After having starred in the action-packed John Wick in 2014, Keanu Reeves made his return to the genre in its sequel, John Wick: Chapter 2. The sequel was an entertaining action film featuring killing scenes that were well-choreographed and successfully scaled up in their level of intensity. With the announcement of the inevitable sequel, the obvious plaguing doubt was one of whether lightning could strike twice. Chapter 2 was a stylized, comprehensible action movie with beautiful visuals and an intriguing criminal world that did not overwhelm viewers.
The goals of any sequel should be to replicate what made the original so good, while expanding upon the world and the premise, justifying the need for the sequel’s existence in the first place. Fantastic Beasts and Where to Find Them, for example, while expanding J.K. Rowling’s world into New York in the 1920s, fell short when compared to the magic of the Harry Potter series, in both senses of the word. John Wick: Chapter 2 holds up against the original. Surprising as it is, the action movie sequel with around double the budget and much higher expectations was able to surpass its three-year predecessor. Reeve’s character is a hero of legend. He speaks few words while many are spoken of him. When his name is mentioned, it is enough to elicit fear in the hearts of all who might face his wrath. Wick does not kill for personal gain, but for vengeance and to be able to go home again.
The movie was also great for its visuals. Chromatically, it was one of purples and greens and blues and whites. It is clear that the cinematographers took the film’s appearance into consideration. The fights were comprehensible in the sense that shots were not cut repeatedly or filmed with a shaky camera. The cinematography was fluid and sustained, allowing the action to actually be seen. The film is aptly named. It is the second chapter in the story of Wick, a story that, in this sequel, proved it is deserving of further telling. All the praise given to the first chapter is due to the second chapter and then some.
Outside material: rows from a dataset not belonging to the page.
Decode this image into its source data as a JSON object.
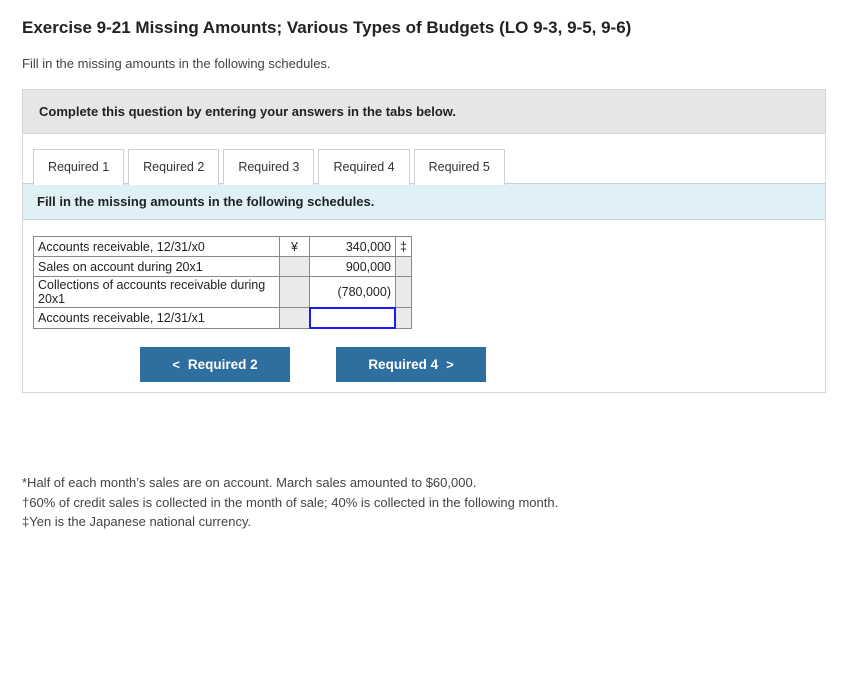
{
  "title": "Exercise 9-21 Missing Amounts; Various Types of Budgets (LO 9-3, 9-5, 9-6)",
  "intro": "Fill in the missing amounts in the following schedules.",
  "complete_bar": "Complete this question by entering your answers in the tabs below.",
  "tabs": [
    {
      "label": "Required 1",
      "active": false
    },
    {
      "label": "Required 2",
      "active": false
    },
    {
      "label": "Required 3",
      "active": true
    },
    {
      "label": "Required 4",
      "active": false
    },
    {
      "label": "Required 5",
      "active": false
    }
  ],
  "sub_instruction": "Fill in the missing amounts in the following schedules.",
  "sheet": {
    "rows": [
      {
        "label": "Accounts receivable, 12/31/x0",
        "currency": "¥",
        "value": "340,000",
        "symbol": "‡"
      },
      {
        "label": "Sales on account during 20x1",
        "currency": "",
        "value": "900,000",
        "symbol": ""
      },
      {
        "label": "Collections of accounts receivable during 20x1",
        "currency": "",
        "value": "(780,000)",
        "symbol": ""
      },
      {
        "label": "Accounts receivable, 12/31/x1",
        "currency": "",
        "value": "",
        "symbol": "",
        "input": true
      }
    ]
  },
  "nav": {
    "prev_chevron": "<",
    "prev": "Required 2",
    "next": "Required 4",
    "next_chevron": ">"
  },
  "footnotes": {
    "a": "*Half of each month’s sales are on account. March sales amounted to $60,000.",
    "b": "†60% of credit sales is collected in the month of sale; 40% is collected in the following month.",
    "c": "‡Yen is the Japanese national currency."
  }
}
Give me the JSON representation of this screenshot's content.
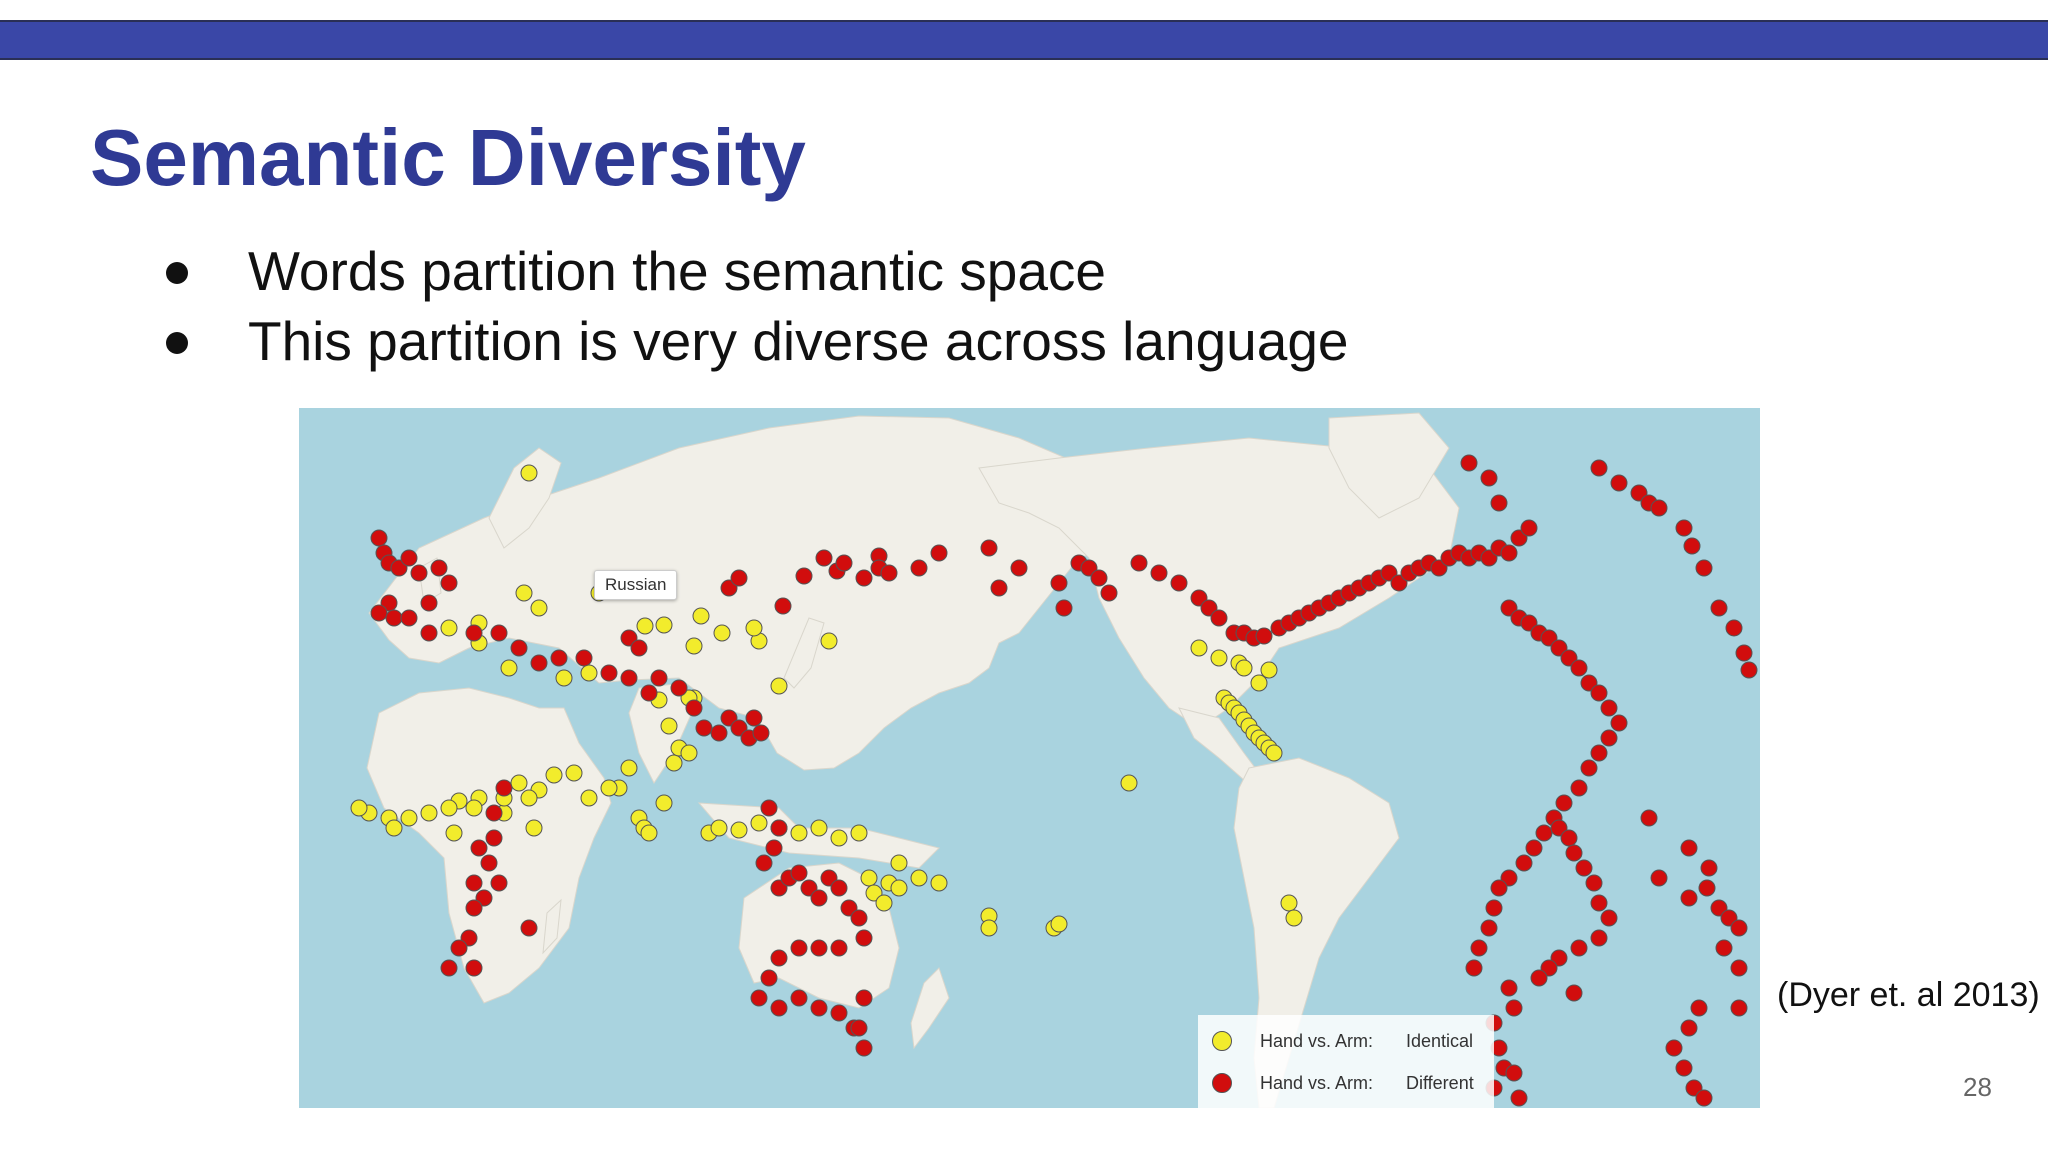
{
  "slide": {
    "title": "Semantic Diversity",
    "bullets": [
      "Words partition the semantic space",
      "This partition is very diverse across language"
    ],
    "citation": "(Dyer et. al 2013)",
    "page_number": "28"
  },
  "map": {
    "tooltip": "Russian",
    "legend": [
      {
        "label": "Hand vs. Arm:",
        "value": "Identical",
        "color": "#f2ec2c"
      },
      {
        "label": "Hand vs. Arm:",
        "value": "Different",
        "color": "#d10d0d"
      }
    ]
  },
  "colors": {
    "accent": "#2f3a94",
    "topbar": "#3a47a7",
    "ocean": "#a9d3df",
    "land": "#f1efe8",
    "identical": "#f2ec2c",
    "different": "#d10d0d"
  }
}
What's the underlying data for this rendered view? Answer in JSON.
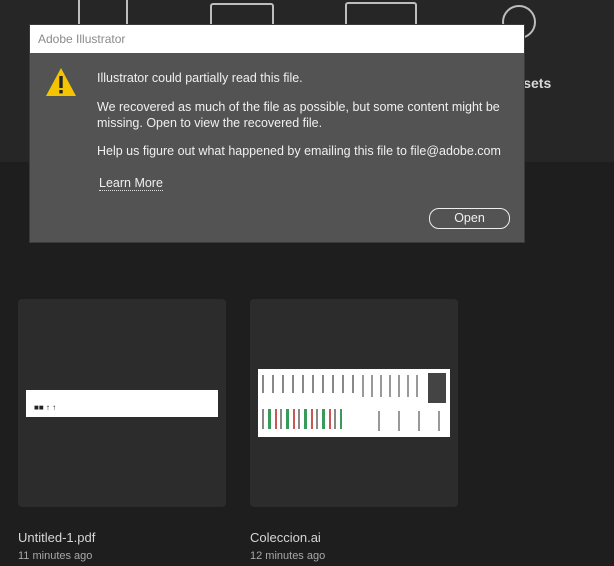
{
  "background": {
    "presets_label": "resets"
  },
  "dialog": {
    "title": "Adobe Illustrator",
    "icon": "warning-icon",
    "heading": "Illustrator could partially read this file.",
    "body": "We recovered as much of the file as possible, but some content might be missing. Open to view the recovered file.",
    "help": "Help us figure out what happened by emailing this file to file@adobe.com",
    "learn_more": "Learn More",
    "open_label": "Open"
  },
  "recent_files": [
    {
      "name": "Untitled-1.pdf",
      "time": "11 minutes ago"
    },
    {
      "name": "Coleccion.ai",
      "time": "12 minutes ago"
    }
  ]
}
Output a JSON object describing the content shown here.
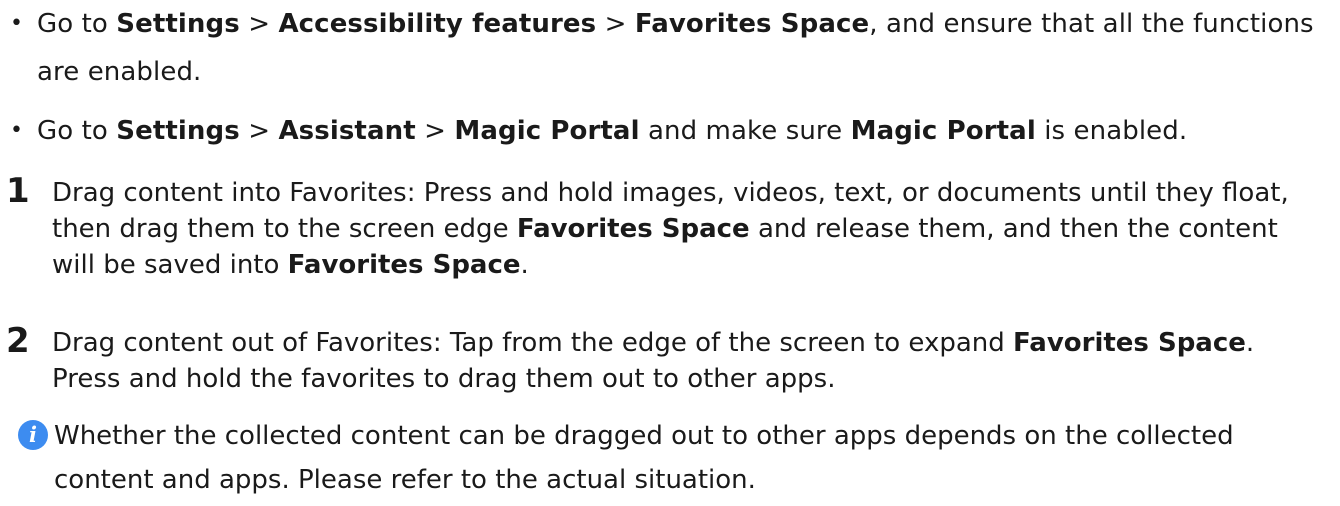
{
  "bullets": [
    {
      "symbol": "•",
      "parts": [
        {
          "t": "Go to ",
          "b": false
        },
        {
          "t": "Settings",
          "b": true
        },
        {
          "t": " > ",
          "b": false
        },
        {
          "t": "Accessibility features",
          "b": true
        },
        {
          "t": " > ",
          "b": false
        },
        {
          "t": "Favorites Space",
          "b": true
        },
        {
          "t": ", and ensure that all the functions are enabled.",
          "b": false
        }
      ]
    },
    {
      "symbol": "•",
      "parts": [
        {
          "t": "Go to ",
          "b": false
        },
        {
          "t": "Settings",
          "b": true
        },
        {
          "t": " > ",
          "b": false
        },
        {
          "t": "Assistant",
          "b": true
        },
        {
          "t": " > ",
          "b": false
        },
        {
          "t": "Magic Portal",
          "b": true
        },
        {
          "t": " and make sure ",
          "b": false
        },
        {
          "t": "Magic Portal",
          "b": true
        },
        {
          "t": " is enabled.",
          "b": false
        }
      ]
    }
  ],
  "steps": [
    {
      "number": "1",
      "parts": [
        {
          "t": "Drag content into Favorites: Press and hold images, videos, text, or documents until they float, then drag them to the screen edge ",
          "b": false
        },
        {
          "t": "Favorites Space",
          "b": true
        },
        {
          "t": " and release them, and then the content will be saved into ",
          "b": false
        },
        {
          "t": "Favorites Space",
          "b": true
        },
        {
          "t": ".",
          "b": false
        }
      ]
    },
    {
      "number": "2",
      "parts": [
        {
          "t": "Drag content out of Favorites: Tap from the edge of the screen to expand ",
          "b": false
        },
        {
          "t": "Favorites Space",
          "b": true
        },
        {
          "t": ". Press and hold the favorites to drag them out to other apps.",
          "b": false
        }
      ]
    }
  ],
  "note": {
    "icon": "info-icon",
    "icon_glyph": "i",
    "icon_color": "#3d8cf0",
    "text": "Whether the collected content can be dragged out to other apps depends on the collected content and apps. Please refer to the actual situation."
  }
}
While the story initially moves to Rome, straight out of the playbook of a sequel bankrupt of new ideas, the sequel is far from stale. The plot is built around three big sequences of action, with smaller action and exposition peppered in between these large dramatic scenes. A few days after the events of the first movie, where Wick has his dog killed and his car stolen, triggering a vengeful rampage, Wick gets his car back.
The opening sequence mixes pre-existing knowledge with surprise and vehicular violence with non-vehicular violence, while acting as the pre-title stinger that brings all viewers up to speed. Upon his return home, Wick has an unexpected surprise. He has a debt and it is being called in by those to whom he is indebted. Part of the intrigue of the world of the first film was its society of assassins. Their hotel was The Continental, their currency was a mysterious gold coin and all of them knew “Mr. Wick.” The society had few known rules, chief among them the forced amnesty on hotel grounds. With the movie not rushing to reveal all the mystery of the society, a sustained interest was created. In the second film, one of the revelations is a system of no-questions-asked favors that can be owed between assassins. Wick owes a favor and he is forced to come out of retirement once more.
With a new movie sequel comes a new cast. Rapper Common plays the bodyguard of a target for Wick. The mutual respect between two combative is a trope that has still failed to feel boring. Their even match finally offers a struggle for Wick that raises the possibility that he could lose. A scene involving discretion toward public killing is particularly humorous. Laurence Fishburne is also in the movie. Though the marketing plays up his involvement as a reunion of The Matrix, his role ends up coming off half-baked. The real star of the newcomers is Ruby Rose. Her mute assassin, Ares, goes from crony to main villain with remarkable aplomb. The true brilliance of the film is in its ability to scale up. The first half plays out like a repeat of the first movie.
With all the classic benchmarks of a mediocre or repetitive sequel, the possibility of disappointment loomed large. Instead, the movie kept getting bigger and better. After the movie Alien, where a single alien was enough to challenge an entire ship, the sequel, Aliens, had protagonists with stronger weapons and more alien antagonists to match. There was escalation on both sides. John Wick: Chapter 2 has Wick getting more allies to help in his rampage, but he also has stronger people to fight. Common and Rose pose the threats of boss fights, but even the grunts become more skilled. With a hit put out on Wick, additional skilled assassins enter the fray, with intercut scenes of Wick desperately fighting the highly trained killers.
While complaints abound of Hollywood lazily churning out pointlessly unoriginal sequels and reboots, John Wick: Chapter 2 does anything but fit that bill. It expands the world, adding to the lore of The Continental. It is beautiful and action-packed. John Wick: Chapter 2 is a sequel with a purpose.